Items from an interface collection
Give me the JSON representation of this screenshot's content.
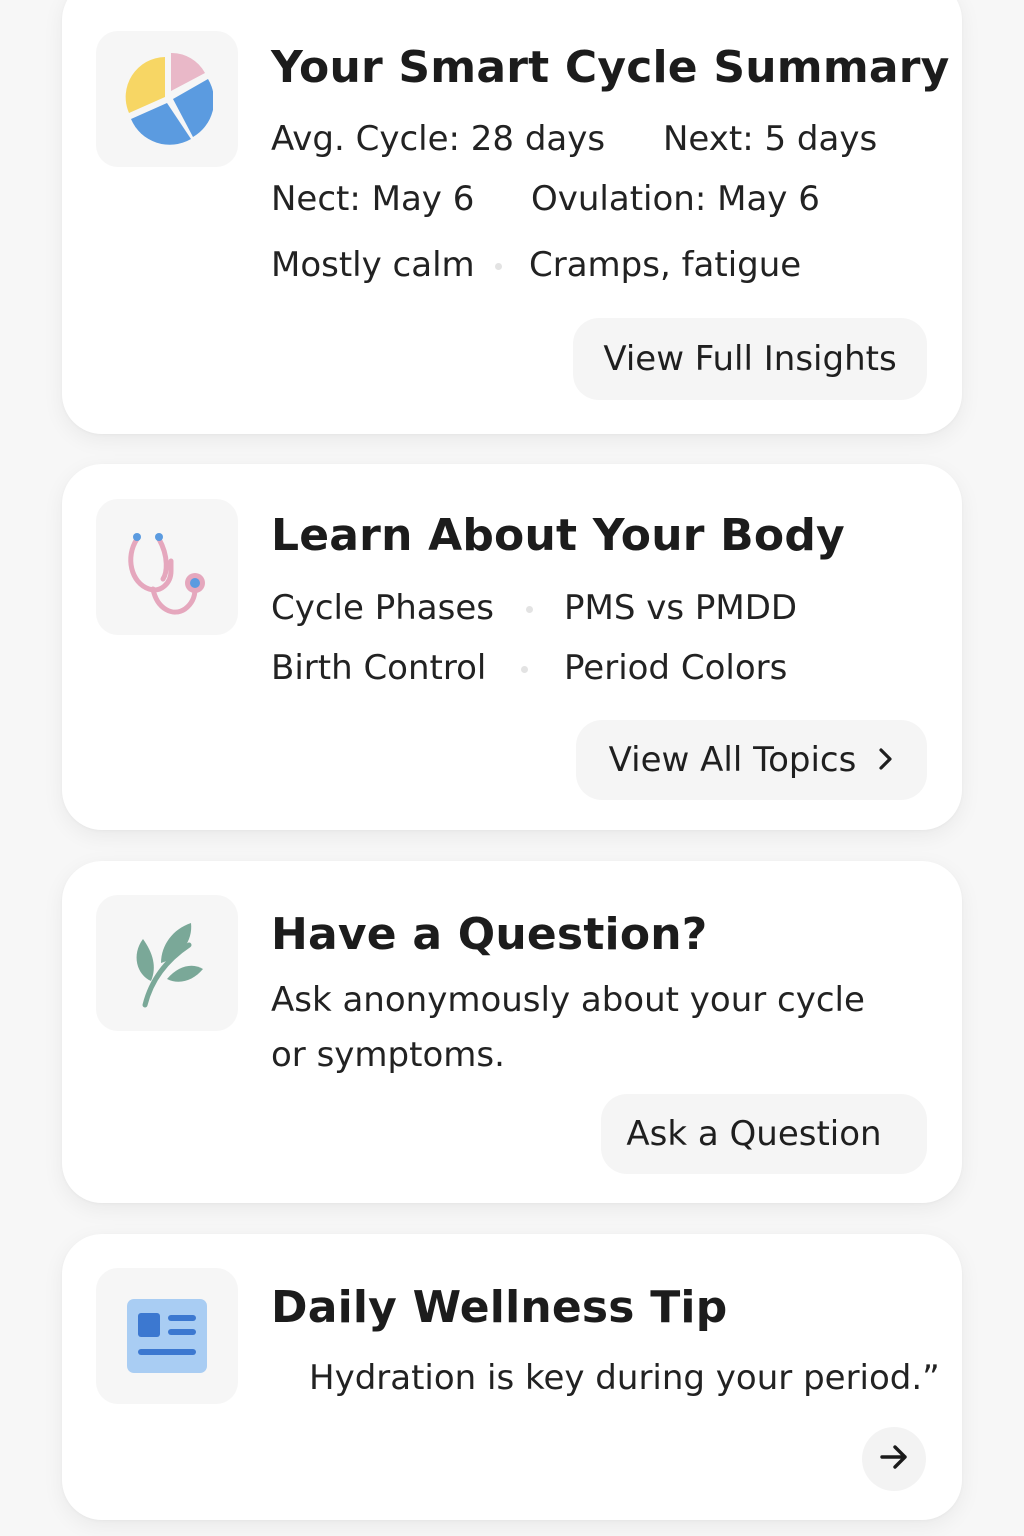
{
  "summary": {
    "icon": "pie-chart-icon",
    "title": "Your Smart Cycle Summary",
    "avg_cycle": "Avg. Cycle: 28 days",
    "next_in": "Next: 5 days",
    "next_date": "Nect: May 6",
    "ovulation": "Ovulation: May 6",
    "mood": "Mostly calm",
    "symptoms": "Cramps, fatigue",
    "button": "View Full Insights",
    "colors": {
      "yellow": "#f7d664",
      "pink": "#e9b8c8",
      "blue": "#5b9be0"
    }
  },
  "learn": {
    "icon": "stethoscope-icon",
    "title": "Learn About Your Body",
    "topics": [
      "Cycle Phases",
      "PMS vs PMDD",
      "Birth Control",
      "Period Colors"
    ],
    "button": "View All Topics",
    "button_icon": "chevron-right-icon",
    "colors": {
      "tube": "#e5a7bd",
      "accent": "#5b9be0"
    }
  },
  "question": {
    "icon": "leaf-icon",
    "title": "Have a Question?",
    "description_line1": "Ask anonymously about your cycle",
    "description_line2": "or symptoms.",
    "button": "Ask a Question",
    "colors": {
      "leaf": "#7aa898"
    }
  },
  "tip": {
    "icon": "article-icon",
    "title": "Daily Wellness Tip",
    "text": "Hydration is key during your period.”",
    "button_icon": "arrow-right-icon",
    "colors": {
      "panel": "#a9cdf3",
      "ink": "#3c78d0"
    }
  }
}
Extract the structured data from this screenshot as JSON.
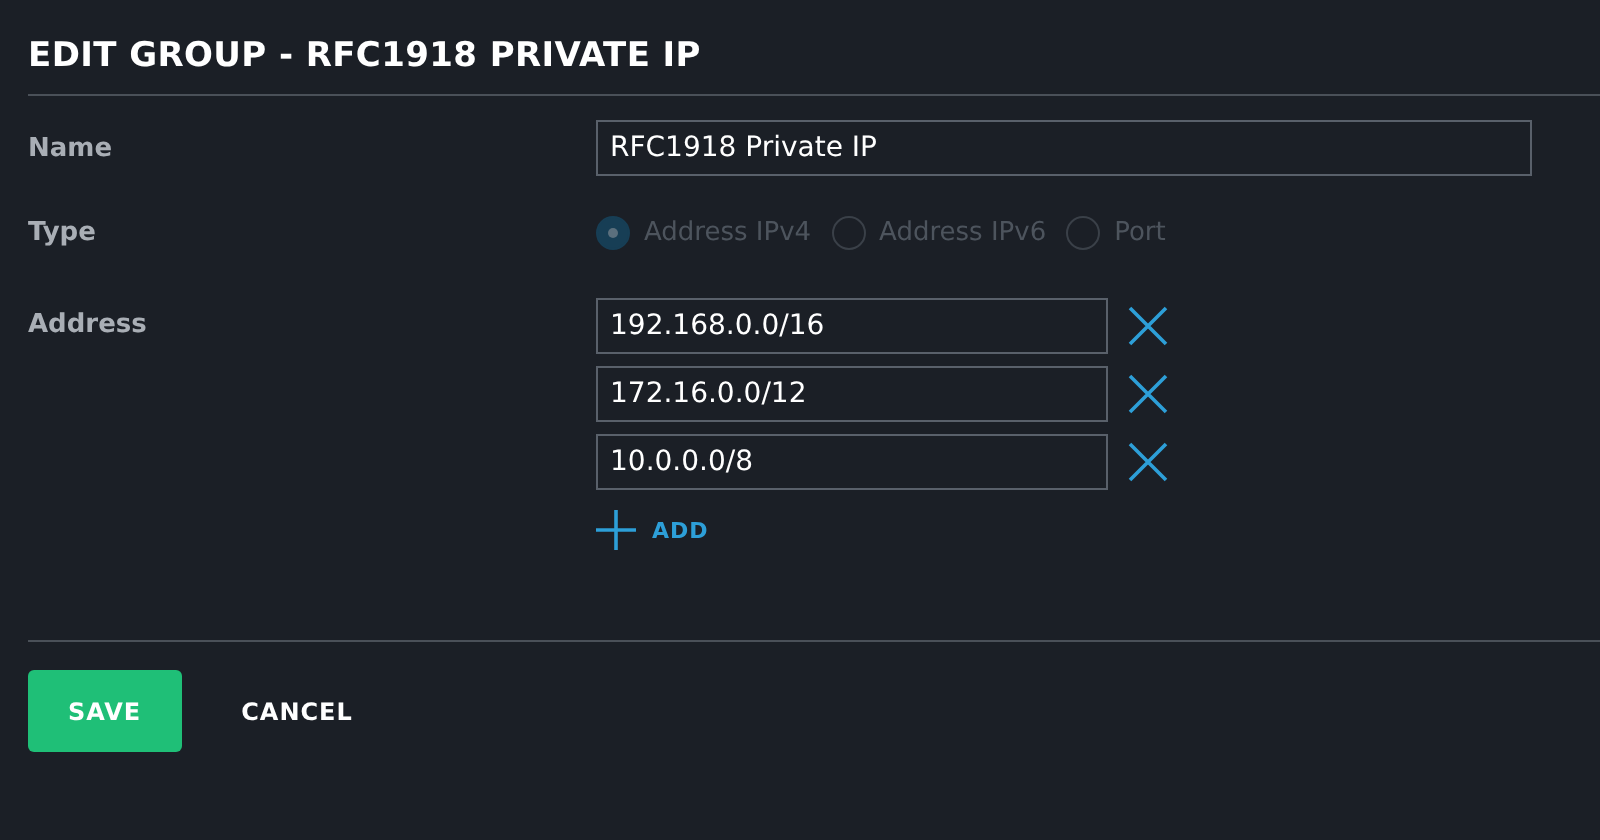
{
  "title": "EDIT GROUP - RFC1918 PRIVATE IP",
  "name_row": {
    "label": "Name",
    "value": "RFC1918 Private IP"
  },
  "type_row": {
    "label": "Type",
    "disabled": true,
    "options": [
      {
        "label": "Address IPv4",
        "selected": true
      },
      {
        "label": "Address IPv6",
        "selected": false
      },
      {
        "label": "Port",
        "selected": false
      }
    ]
  },
  "address_row": {
    "label": "Address",
    "addresses": [
      "192.168.0.0/16",
      "172.16.0.0/12",
      "10.0.0.0/8"
    ],
    "add_label": "ADD"
  },
  "buttons": [
    {
      "label": "SAVE",
      "kind": "primary"
    },
    {
      "label": "CANCEL",
      "kind": "plain"
    }
  ]
}
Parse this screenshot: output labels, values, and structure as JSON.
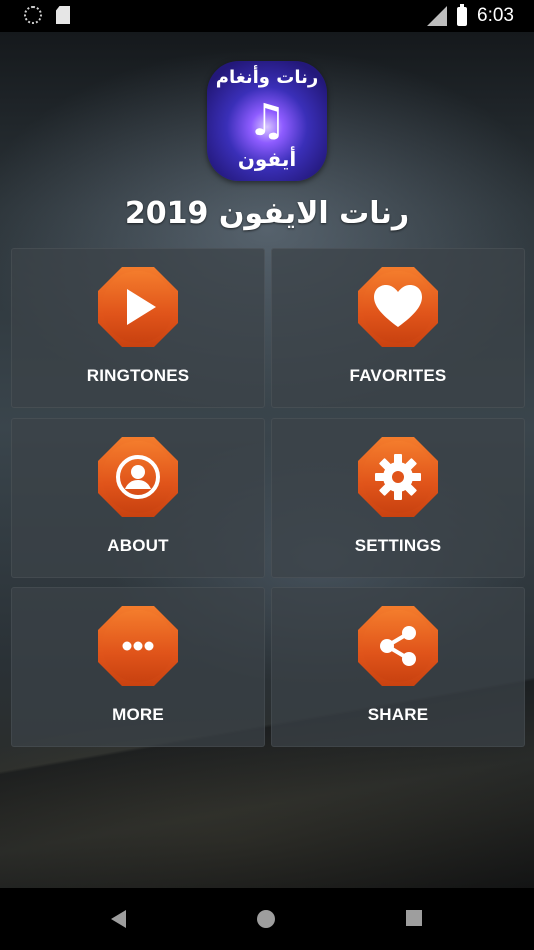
{
  "status_bar": {
    "time": "6:03",
    "left_icons": [
      "loading-spinner-icon",
      "sd-card-icon"
    ],
    "right_icons": [
      "signal-icon",
      "battery-icon"
    ]
  },
  "header": {
    "logo_top_text": "رنات وأنغام",
    "logo_bottom_text": "أيفون",
    "logo_icon": "music-note-icon",
    "title": "رنات الايفون 2019"
  },
  "menu": {
    "ringtones": {
      "label": "RINGTONES",
      "icon": "play-icon"
    },
    "favorites": {
      "label": "FAVORITES",
      "icon": "heart-icon"
    },
    "about": {
      "label": "ABOUT",
      "icon": "user-icon"
    },
    "settings": {
      "label": "SETTINGS",
      "icon": "gear-icon"
    },
    "more": {
      "label": "MORE",
      "icon": "dots-icon"
    },
    "share": {
      "label": "SHARE",
      "icon": "share-icon"
    }
  },
  "colors": {
    "accent": "#e8601f",
    "tile_bg": "#3c4248",
    "text": "#ffffff"
  },
  "nav_bar": {
    "icons": [
      "back-icon",
      "home-icon",
      "recents-icon"
    ]
  }
}
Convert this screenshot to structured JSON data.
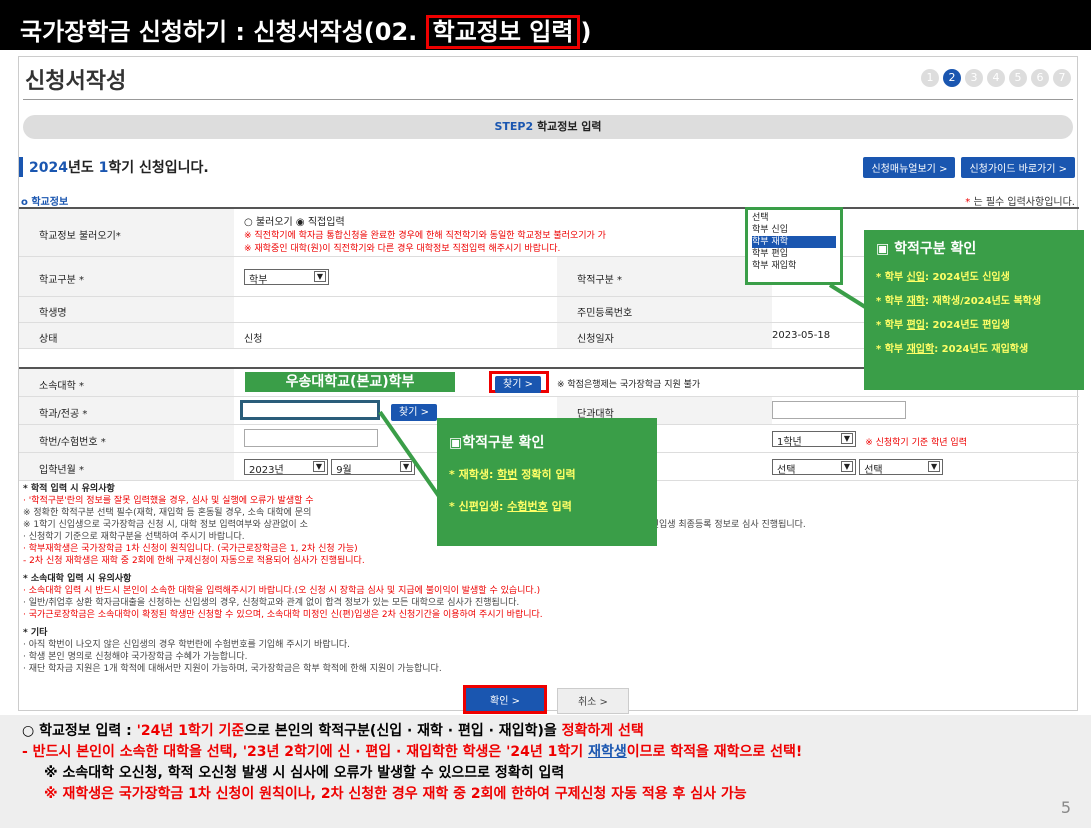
{
  "banner": {
    "prefix": "국가장학금 신청하기 : 신청서작성(02. ",
    "highlight": "학교정보 입력",
    "suffix": ")"
  },
  "page_title": "신청서작성",
  "steps": [
    "1",
    "2",
    "3",
    "4",
    "5",
    "6",
    "7"
  ],
  "step_bar": {
    "step": "STEP2",
    "label": "학교정보 입력"
  },
  "semester": {
    "year": "2024",
    "mid": "년도 ",
    "sem": "1",
    "rest": "학기 신청입니다."
  },
  "buttons": {
    "manual": "신청매뉴얼보기 >",
    "guide": "신청가이드 바로가기 >",
    "find": "찾기 >",
    "find2": "찾기 >",
    "ok": "확인  >",
    "cancel": "취소  >"
  },
  "section_title": "학교정보",
  "required_note": "는 필수 입력사항입니다.",
  "form": {
    "load_label": "학교정보 불러오기",
    "load_opt1": "불러오기",
    "load_opt2": "직접입력",
    "load_note1": "※ 직전학기에 학자금 통합신청을 완료한 경우에 한해 직전학기와 동일한 학교정보 불러오기가 가",
    "load_note2": "※ 재학중인 대학(원)이 직전학기와 다른 경우 대학정보 직접입력 해주시기 바랍니다.",
    "school_type_label": "학교구분",
    "school_type_value": "학부",
    "academic_label": "학적구분",
    "name_label": "학생명",
    "rrn_label": "주민등록번호",
    "status_label": "상태",
    "status_value": "신청",
    "date_label": "신청일자",
    "date_value": "2023-05-18",
    "univ_label": "소속대학",
    "univ_value": "우송대학교(본교)학부",
    "univ_note": "※ 학점은행제는 국가장학금 지원 불가",
    "major_label": "학과/전공",
    "college_label": "단과대학",
    "id_label": "학번/수험번호",
    "grade_value": "1학년",
    "grade_note": "※ 신청학기 기준 학년 입력",
    "entry_label": "입학년월",
    "entry_year": "2023년",
    "entry_month": "9월",
    "select1": "선택",
    "select2": "선택"
  },
  "dropdown_options": [
    "선택",
    "학부 신입",
    "학부 재학",
    "학부 편입",
    "학부 재입학"
  ],
  "callout1": {
    "title": "▣ 학적구분 확인",
    "items": [
      {
        "k": "* 학부 ",
        "u": "신입",
        "v": ": 2024년도 신입생"
      },
      {
        "k": "* 학부 ",
        "u": "재학",
        "v": ": 재학생/2024년도 복학생"
      },
      {
        "k": "* 학부 ",
        "u": "편입",
        "v": ": 2024년도 편입생"
      },
      {
        "k": "* 학부 ",
        "u": "재입학",
        "v": ": 2024년도 재입학생"
      }
    ]
  },
  "callout2": {
    "title": "▣학적구분 확인",
    "line1_pre": "* 재학생: ",
    "line1_u": "학번",
    "line1_post": " 정확히 입력",
    "line2_pre": "* 신편입생: ",
    "line2_u": "수험번호",
    "line2_post": " 입력"
  },
  "notes": {
    "h1": "* 학적 입력 시 유의사항",
    "n1": "· '학적구분'란의 정보를 잘못 입력했을 경우, 심사 및 실행에 오류가 발생할 수",
    "n2": "  ※ 정확한 학적구분 선택 필수(재학, 재입학 등 혼동될 경우, 소속 대학에 문의",
    "n3": "  ※ 1학기 신입생으로 국가장학금 신청 시, 대학 정보 입력여부와 상관없이 소",
    "n3b": "공하는 신입생 최종등록 정보로 심사 진행됩니다.",
    "n4": "· 신청학기 기준으로 재학구분을 선택하여 주시기 바랍니다.",
    "n5": "· 학부재학생은 국가장학금 1차 신청이 원칙입니다. (국가근로장학금은 1, 2차 신청 가능)",
    "n6": "  - 2차 신청 재학생은 재학 중 2회에 한해 구제신청이 자동으로 적용되어 심사가 진행됩니다.",
    "h2": "* 소속대학 입력 시 유의사항",
    "m1": "· 소속대학 입력 시 반드시 본인이 소속한 대학을 입력해주시기 바랍니다.(오 신청 시 장학금 심사 및 지급에 불이익이 발생할 수 있습니다.)",
    "m2": "· 일반/취업후 상환 학자금대출을 신청하는 신입생의 경우, 신청학교와 관계 없이 합격 정보가 있는 모든 대학으로 심사가 진행됩니다.",
    "m3": "· 국가근로장학금은 소속대학이 확정된 학생만 신청할 수 있으며, 소속대학 미정인 신(편)입생은 2차 신청기간을 이용하여 주시기 바랍니다.",
    "h3": "* 기타",
    "e1": "· 아직 학번이 나오지 않은 신입생의 경우 학번란에 수험번호를 기입해 주시기 바랍니다.",
    "e2": "· 학생 본인 명의로 신청해야 국가장학금 수혜가 가능합니다.",
    "e3": "· 재단 학자금 지원은 1개 학적에 대해서만 지원이 가능하며, 국가장학금은 학부 학적에 한해 지원이 가능합니다."
  },
  "footer": {
    "l1a": "○ 학교정보 입력 : ",
    "l1b": "'24년 1학기 기준",
    "l1c": "으로 본인의 학적구분(신입 · 재학 · 편입 · 재입학)을 ",
    "l1d": "정확하게 선택",
    "l2a": "- 반드시 본인이 소속한 대학을 선택, '23년 2학기에 신 · 편입 · 재입학한 학생은 '24년 1학기 ",
    "l2b": "재학생",
    "l2c": "이므로 학적을 재학으로 선택!",
    "l3": "※ 소속대학 오신청, 학적 오신청 발생 시 심사에 오류가 발생할 수 있으므로 정확히 입력",
    "l4": "※ 재학생은 국가장학금 1차 신청이 원칙이나, 2차 신청한 경우 재학 중 2회에 한하여 구제신청 자동 적용 후 심사 가능",
    "page": "5"
  }
}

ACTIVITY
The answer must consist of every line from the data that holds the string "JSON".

RESULT BELOW
Give me the JSON representation of this screenshot's content.
Extract the structured data from this screenshot as JSON.
Parse this screenshot: output labels, values, and structure as JSON.
Convert this screenshot to structured JSON data.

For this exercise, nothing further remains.